Friday, July 17, 2009

Let's work on those queries

I think it is time again to give you all a quick reminder of the appropriate query letter. Really, this isn’t rocket science but a poorly done query is the easiest way to being rejected. I need to also add that in no way is an excellent query letter going to land you a contract. It will potentially provide you the chance to send a full instead of a partial to that editor or agent, but it will not land you that contract. Sorry to break it to you.


First off, a query letter is a business letter. It is that cover letter you attach with your resume when you apply for a job. The rules are in no way different! I should also note that even with an e-query, the rules will still apply so you can’t go and try to find a loop hole here either.


THE HEADING Although this might seem insignificant, it is still one of the first things we see when we open that letter or email. Make sure that the name is accurate, spelled correctly and has the appropriate title. If the editor is an Executive Editor, make sure to use that title. They have earned it and they deserve it. Make sure the address is also correct. Although it is in the envelope, it is just one more of those areas that can get you. I am really stressing this point because many of you draft one letter and think it will work for everyone. Now, while the body of the query might stay the same, too often, writers will screw up and use that blanket query letter and forget to change the information for who it is going to. This is a bit embarrassing when you submit to Erika Tsang and you still have it addressed to Kate Duffy. Woops.


THE BODY We are talking three paragraphs here. No rambling, no personal information, no “witty” comments to make it look like you are a fun person to work with. It has to be professional.

The first paragraph, (I will have to say that many people have slightly different opinions here but it won’t be off by much) should contain the basics. This would include the high concept, the title, the word count, and the genre. I know in queries that come across my desk, I value that information early on. I am logging your information into my database and that is the first part of the material I include before I even decide on seeing more or not.


The second paragraph should give us a sense of the characters and the conflict. This is not meant to be vague and mysterious. Save that for the cover flap information. Now understand I am not talking about the theme of the story because that simply doesn’t us anything. In other words, “this is a tale of epic love lost in a sea of turmoil and strife.” Huh? Get to the point. Give us the hero, give us the heroine, give us the conflict.


THE UNIQUENESS AND THE CONCLUSION So this part can come in one or two paragraphs, depending on what you have. Give the editor something in the final stages of the letter to show why you are so cool and why we need to not only read your manuscript, but sign you immediately. If you can, provide an author that this might be similar to, but make sure that you A) don’t set your sights too high and claim to be an equal to that ultimate writer; and B) have a comparison that really works. Telling me that your writing is similar to Jennifer Cruise and Kresley Cole. When you do this, the only thing running through my mind is Bob’s song from Sesame Streetone of these things is not like the other…

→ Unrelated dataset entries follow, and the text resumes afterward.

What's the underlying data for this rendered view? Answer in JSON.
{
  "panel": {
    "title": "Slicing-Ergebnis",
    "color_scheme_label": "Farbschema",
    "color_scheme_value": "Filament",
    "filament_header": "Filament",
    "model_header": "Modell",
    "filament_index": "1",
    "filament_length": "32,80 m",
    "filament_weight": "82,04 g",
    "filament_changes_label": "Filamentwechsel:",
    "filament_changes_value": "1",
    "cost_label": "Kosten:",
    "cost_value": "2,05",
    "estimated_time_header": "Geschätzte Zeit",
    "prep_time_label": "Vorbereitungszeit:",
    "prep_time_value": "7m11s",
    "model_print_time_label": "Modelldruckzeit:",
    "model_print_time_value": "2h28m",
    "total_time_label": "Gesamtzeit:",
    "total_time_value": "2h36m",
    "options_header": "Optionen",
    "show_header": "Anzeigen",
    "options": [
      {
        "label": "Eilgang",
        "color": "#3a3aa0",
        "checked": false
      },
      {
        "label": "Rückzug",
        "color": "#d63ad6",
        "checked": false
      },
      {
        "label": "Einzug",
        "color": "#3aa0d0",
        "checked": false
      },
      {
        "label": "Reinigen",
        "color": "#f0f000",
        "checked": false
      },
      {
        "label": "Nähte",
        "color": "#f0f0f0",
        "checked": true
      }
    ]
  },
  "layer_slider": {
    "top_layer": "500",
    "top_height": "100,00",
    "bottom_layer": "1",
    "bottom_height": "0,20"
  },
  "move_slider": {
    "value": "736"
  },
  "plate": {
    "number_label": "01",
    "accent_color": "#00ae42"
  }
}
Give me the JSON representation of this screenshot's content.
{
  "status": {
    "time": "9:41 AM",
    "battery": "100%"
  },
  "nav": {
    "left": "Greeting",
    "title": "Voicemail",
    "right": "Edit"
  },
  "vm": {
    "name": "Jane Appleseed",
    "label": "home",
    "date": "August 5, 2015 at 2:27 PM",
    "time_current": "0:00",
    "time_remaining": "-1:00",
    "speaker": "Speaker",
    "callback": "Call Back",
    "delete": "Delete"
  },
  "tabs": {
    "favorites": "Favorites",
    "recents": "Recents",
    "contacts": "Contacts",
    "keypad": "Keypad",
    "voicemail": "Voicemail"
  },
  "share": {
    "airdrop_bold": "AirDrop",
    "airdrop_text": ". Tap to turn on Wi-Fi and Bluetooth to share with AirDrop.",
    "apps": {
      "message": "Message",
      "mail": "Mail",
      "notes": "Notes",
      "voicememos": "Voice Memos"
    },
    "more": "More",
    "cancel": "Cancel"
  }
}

In this section, it is also important to show us in some way that you are a forward thinking writing. Do you have additional works. Where do you see yourself being in 5 years and such.


CONTACT INFORMATION This may seem silly but please remember to provide us accurate contact information including your name. If you write under a pseudonym, that’s fine, but make sure to provide us your real name as well.


THE WORDING Just a few things here and these are in no particular order. Please don’t use first person plural hero. “Our hero…” Hey, it isn’t my heroine. This letter needs to be neutral. This is not a time to be funny. This makes you look like a jerk. Don’t be overly cocky. Hey, unless you are a multi-million dollar writer, you don’t get to act like a diva. No personal information. Don’t degrade yourself – show confidence.


Again, this is just meant to be a reminder. I don’t know how many times I read a query letter and never even want to pick up the manuscript and look at it. The person simply turned me off from the beginning.


O.K. Have a great weekend! I have opening night tomorrow of Midsummer Night’s Dream so I might not be checking in. Remember also for all of you northwest writers, if you are in the area this weekend and next, and you want to pitch your story to me, catch me after the show. Bring the pitch package of the synopsis, first three chapters and a SASE with you in one folder and we can chat after the show. You can get more information about the show at





Scott C. Eagan



1 comment:

  1. Followed you over from Twitter.

    Great post. I don't think I could ever get enough advice on the query letters. Not quite at that stage but always open to learning.

    I do have a question though.

    You posted, "provide an author that this might be similar to"...

    What if you aren't aware of any writers that this might be similar to? Should that be left blank or should be honestly state that we don't know of any writers that this is similar to and would admitting to that be seen as amateurish?

    Ok, more than one question.

    Have a great weekend and 'Break a Leg'!